And so to the main attraction, and the crowd were very well warmed up for this now. The opening to I Believe In Father Christmas led us into Black Light Machine and we were lauched into more of a party than a gig, with a very relaxed band interacting perfectly with a very dedicated and appreciative audience. John Mitchell was clearly having some problems with feedback (which I later heard was being caused by the lights), but while he was frustrated by this the audience simply did not mind, and nothing was going to spoil this experience. One of my favourites, Pocket Sun, was followed by the excellent Experiments In Mass Appeal, and the place was rocking and bouncing and full of absolutely positive energy. Apparently it was something from Tupac’s California which moved into Hyperventilate, and the band threw santa hats out into the audience – and they must have had a good throw on them because one reached me standing at the sound desk. Picture a room full of santa hats, because that was now the image I had looking towards the stage. Wonderland moved into Snowman and things eased off a little as the audience sang the end of the song. John Jowitt was using his Rickenbacker (“one of the weapons of prog”) and now appeared in a red wig, as John Mitchell produced his best Jimmy Saville impression “could you fix it for me to buy the Frost* record”, and we were into Toys. “How much longer have we got”, Jem Godfrey asked – it was 25 minutes. “What have we got which lasts 25 minutes”, he asked, and we were into Milliontown…and the sight of John Mitchell and Andy Edwards playing some keyboards. And this classic epic brought an excellent set to an end. The relaxed atmosphere on stage had not meant a relaxed performance – it was the highest quality, at times hard to understand how Andy produces so much from such a small drumkit, and Declan Burke’s vocals suit the tracks perfectly.

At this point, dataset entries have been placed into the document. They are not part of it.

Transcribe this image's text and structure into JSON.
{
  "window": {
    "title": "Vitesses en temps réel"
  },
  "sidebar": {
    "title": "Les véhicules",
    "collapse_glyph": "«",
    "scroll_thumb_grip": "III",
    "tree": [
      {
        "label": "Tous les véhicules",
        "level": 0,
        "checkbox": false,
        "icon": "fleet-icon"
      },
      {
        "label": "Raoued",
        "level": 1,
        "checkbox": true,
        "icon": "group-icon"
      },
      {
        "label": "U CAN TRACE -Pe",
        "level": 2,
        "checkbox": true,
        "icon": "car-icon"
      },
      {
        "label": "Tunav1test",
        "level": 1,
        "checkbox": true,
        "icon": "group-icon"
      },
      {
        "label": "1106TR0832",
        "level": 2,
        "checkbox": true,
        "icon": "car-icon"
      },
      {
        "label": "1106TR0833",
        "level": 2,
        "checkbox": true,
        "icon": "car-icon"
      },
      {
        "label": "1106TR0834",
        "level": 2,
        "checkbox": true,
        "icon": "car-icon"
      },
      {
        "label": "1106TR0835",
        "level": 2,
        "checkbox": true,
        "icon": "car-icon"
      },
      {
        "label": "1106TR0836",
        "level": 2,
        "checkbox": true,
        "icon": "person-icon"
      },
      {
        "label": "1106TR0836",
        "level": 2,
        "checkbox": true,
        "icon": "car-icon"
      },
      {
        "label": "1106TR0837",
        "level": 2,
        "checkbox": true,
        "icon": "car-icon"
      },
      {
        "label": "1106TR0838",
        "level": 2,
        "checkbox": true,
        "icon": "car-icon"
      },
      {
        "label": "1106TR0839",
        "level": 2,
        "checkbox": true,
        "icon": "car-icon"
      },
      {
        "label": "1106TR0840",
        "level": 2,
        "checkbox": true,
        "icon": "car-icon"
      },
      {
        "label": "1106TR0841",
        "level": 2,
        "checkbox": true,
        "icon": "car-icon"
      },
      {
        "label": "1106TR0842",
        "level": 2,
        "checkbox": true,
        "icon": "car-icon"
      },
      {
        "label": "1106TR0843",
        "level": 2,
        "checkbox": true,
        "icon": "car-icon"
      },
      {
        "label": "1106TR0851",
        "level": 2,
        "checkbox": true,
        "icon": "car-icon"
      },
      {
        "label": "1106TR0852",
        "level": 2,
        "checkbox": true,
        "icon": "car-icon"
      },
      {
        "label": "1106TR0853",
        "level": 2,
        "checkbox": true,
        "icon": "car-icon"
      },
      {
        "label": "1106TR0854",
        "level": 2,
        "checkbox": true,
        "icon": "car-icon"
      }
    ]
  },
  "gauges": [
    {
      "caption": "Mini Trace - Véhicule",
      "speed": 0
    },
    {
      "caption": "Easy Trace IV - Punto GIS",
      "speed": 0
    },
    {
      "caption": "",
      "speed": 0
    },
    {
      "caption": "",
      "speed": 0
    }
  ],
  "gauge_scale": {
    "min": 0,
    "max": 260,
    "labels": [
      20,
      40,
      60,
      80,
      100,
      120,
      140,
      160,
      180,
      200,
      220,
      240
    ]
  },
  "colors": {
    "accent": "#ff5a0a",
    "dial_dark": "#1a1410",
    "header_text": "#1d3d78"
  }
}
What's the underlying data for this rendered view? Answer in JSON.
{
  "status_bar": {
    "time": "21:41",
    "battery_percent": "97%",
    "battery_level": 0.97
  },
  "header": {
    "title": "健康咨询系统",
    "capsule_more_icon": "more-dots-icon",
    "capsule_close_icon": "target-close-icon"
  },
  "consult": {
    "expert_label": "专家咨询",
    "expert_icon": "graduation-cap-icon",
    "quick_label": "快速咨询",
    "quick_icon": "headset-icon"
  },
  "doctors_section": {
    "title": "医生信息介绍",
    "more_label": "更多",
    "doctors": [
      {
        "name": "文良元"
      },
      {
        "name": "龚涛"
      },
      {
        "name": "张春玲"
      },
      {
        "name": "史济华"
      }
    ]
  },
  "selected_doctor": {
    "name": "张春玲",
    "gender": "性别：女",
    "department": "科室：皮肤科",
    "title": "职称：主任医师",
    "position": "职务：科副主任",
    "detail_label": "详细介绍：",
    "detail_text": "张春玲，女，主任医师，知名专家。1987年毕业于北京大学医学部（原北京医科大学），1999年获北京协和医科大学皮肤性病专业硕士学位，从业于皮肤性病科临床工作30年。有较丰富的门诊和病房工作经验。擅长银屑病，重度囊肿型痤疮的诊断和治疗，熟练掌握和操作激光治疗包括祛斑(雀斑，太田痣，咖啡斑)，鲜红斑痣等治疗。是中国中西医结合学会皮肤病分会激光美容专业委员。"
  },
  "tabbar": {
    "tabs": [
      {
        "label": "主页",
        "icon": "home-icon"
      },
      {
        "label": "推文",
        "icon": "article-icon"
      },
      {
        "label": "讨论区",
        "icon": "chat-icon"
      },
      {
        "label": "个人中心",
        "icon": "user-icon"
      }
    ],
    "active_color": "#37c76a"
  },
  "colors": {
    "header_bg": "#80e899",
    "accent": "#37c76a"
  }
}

On returning to the stage Jem told us of his long standing hatred of the Mellotron (“the second weapon of prog”), “and this next song has got Mellotron in it, which means we did not write it”…and The Lamb Lies Down On Broadway and Fly On The Windshield came as a wonderful surprise, leading into The Other Me, with a very funky beat to it. And maybe it was just my ears deceiving me, but I thought I heard the drum opening to Rock ‘N’ Roll in the ending to the song. I know I heard “shabba” ! And there was a well-deserved second encore – it seems Declan’s voice had gone, so once he had done a Bez he left the stage, and it appeared that someone from the audience was going to get up and take over until he said he did not sing but he did play the saxophone…but the day was saved by the Cosmic Lawnmower – up he got and produced a fine rendition of I Wish It Could Be Christmas Every Day. It turns out he does sing in a covers band and they had played the song the previous night – still, kudos to him for getting up in front of the crowd after such a performance from Frost* and pulling it off. It was a brilliant gig, one of the best atmospheres I have encountered, a top notch performance, and just perfect interaction between band and audience – so here it was, Merry Christmas, everybody’s having fun.
And I met some famous people ! Adam Hodgson, Rob Cottingham, Moo and Elkie from Touchstone, and had a very interesting chat with Adam – it sounds like 2009 will be an exciting year for them.